I got a visit from my good friend Abbie this morning. Since arriving at the Bridge months ago, she has been looking for her Shih Tzu sister Maggie, to no avail. At her wit's end, she appealed to me for help.
The powers that govern the Bridge try to keep siblings together, but with hundreds of thousands of pups passing over a day, it is easy for a dog to slip through the cracks and get lost.
I immediately seized on the most straightforward solution and told Abbie to wait for Maggie to appear in her mom's dream and tell her where her sister was. Abbie told me she had but wished she hadn't. Maggie had left her section to find her sister and was lost in the wilderness.
Rumor was years ago, a dog named Moses left with his followers to find a land promised to him by a sibling and ended up wandering in the bridge desert for 40 years. That wasn't good. We couldn't let Maggie do the same. She might miss her mom's arrival, and that's would be a tragedy.
I needed some advice, so I assembled my small council of advisors. Geordie excitedly reported he had created a new invention. It does smell what an amplifier does to sound. Maggie could pick up the smell hundreds of miles away, follow it and find
Her sister. We decided to give it a try.
Abbie stood still as Geordie put what he called the smell amplifier 2000 around her neck. He turned it on, but nothing happened. He removed it from Abbie's neck and put it on the ground. He fixed it and was going to test it by putting it in a pile of leaves. Soon the whole Bridge would smell like a mid-October day. Just as Geordie turned it on, a skunk emerged from the pile and began to spray. The smell was so bad and widespread we had to shut down the Bridge for three days while it rained tomato
juice to get the smell out.
When the odor was gone, we met again and immediately passed a motion to dismiss any ideas proposed by Geordie. Then we got back to the matter at paw. Aran suggested I get one of my birds to search for Maggie from the sky. I had a better idea. The bird would carry Pocket by the collar, and she could search for Maggie.
"Excuse me?" Pocket, who had been chewing on a bone and not paying attention, asked. I told her my search plan. "I don't think so," she said. I explained that it had to be her because she was the smallest. Selfish Pocket still balked, but Abbie begged her to try. Pocket can't say no to a friend, and soon she was in the mouth of my best eagle Roe, searching for Maggie.
It indeed was a superb plan. Pocket could see for miles, and I think she was on the hunt, but angry dogs from other districts, upset that they had to spend three days inside because of the skunk cloud, used a catapult to launch poop at Pocket and Roe, causing them to retreat, and return home Maggie-less.

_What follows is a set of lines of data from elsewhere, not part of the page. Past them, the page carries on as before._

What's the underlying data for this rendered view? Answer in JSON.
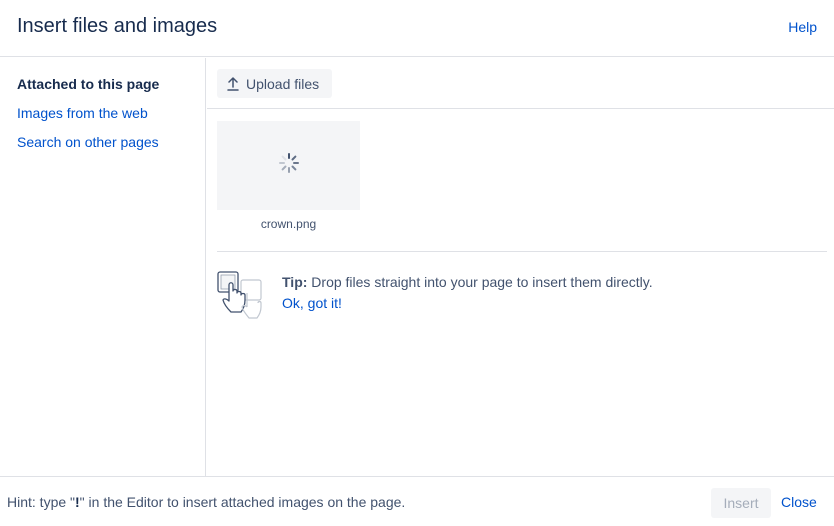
{
  "dialog": {
    "title": "Insert files and images",
    "help_label": "Help"
  },
  "sidebar": {
    "items": [
      {
        "label": "Attached to this page",
        "active": true
      },
      {
        "label": "Images from the web",
        "active": false
      },
      {
        "label": "Search on other pages",
        "active": false
      }
    ]
  },
  "toolbar": {
    "upload_label": "Upload files",
    "upload_icon": "upload-arrow-icon"
  },
  "files": [
    {
      "name": "crown.png",
      "status": "loading",
      "status_icon": "loading-spinner-icon"
    }
  ],
  "tip": {
    "label": "Tip:",
    "text": " Drop files straight into your page to insert them directly.",
    "dismiss_label": "Ok, got it!",
    "icon": "drag-drop-hand-icon"
  },
  "footer": {
    "hint_prefix": "Hint: type \"",
    "hint_key": "!",
    "hint_suffix": "\" in the Editor to insert attached images on the page.",
    "insert_label": "Insert",
    "insert_disabled": true,
    "close_label": "Close"
  },
  "colors": {
    "link": "#0052cc",
    "text_primary": "#172b4d",
    "text_secondary": "#42526e",
    "border": "#dfe1e6",
    "button_bg": "#f4f5f7",
    "disabled_text": "#a5adba"
  }
}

I was worried that we had no way to unite Maggie when Chey came up with a brilliant idea. We would acquire silent fireworks, shoot them into the sky where they would spell: "Maggie: It's Abbie. I am here." Maggie will follow it, and they will finally meet. We voted to buy the fireworks.
I asked my financial advisor Hobo to go with me to the cat side. The only place to buy fireworks is a shop in their village owned by Siamese twins. When we arrived, one was sitting on the counter and another by a window. I got a stern look from Hobo when I said I thought they would be connected, and he told me they were not that kind of Siamese. Despite me getting the negotiations off to a bad start, Hobo negotiated a fair price, and we brought them back to Doggyspace Villiage and set them off.
Chey was right. Maggie saw the fireworks high in the sky and followed them. Two hours later, she emerged from the woods, and she and Abbie shared a long hug, and then we had a massive party for her. Maggie told her stories, and we told her ours. Then Maggie went to Abbie's house. That night they visited their mom together. Hopefully, two dogs visiting will make her mom feels twice as good as one.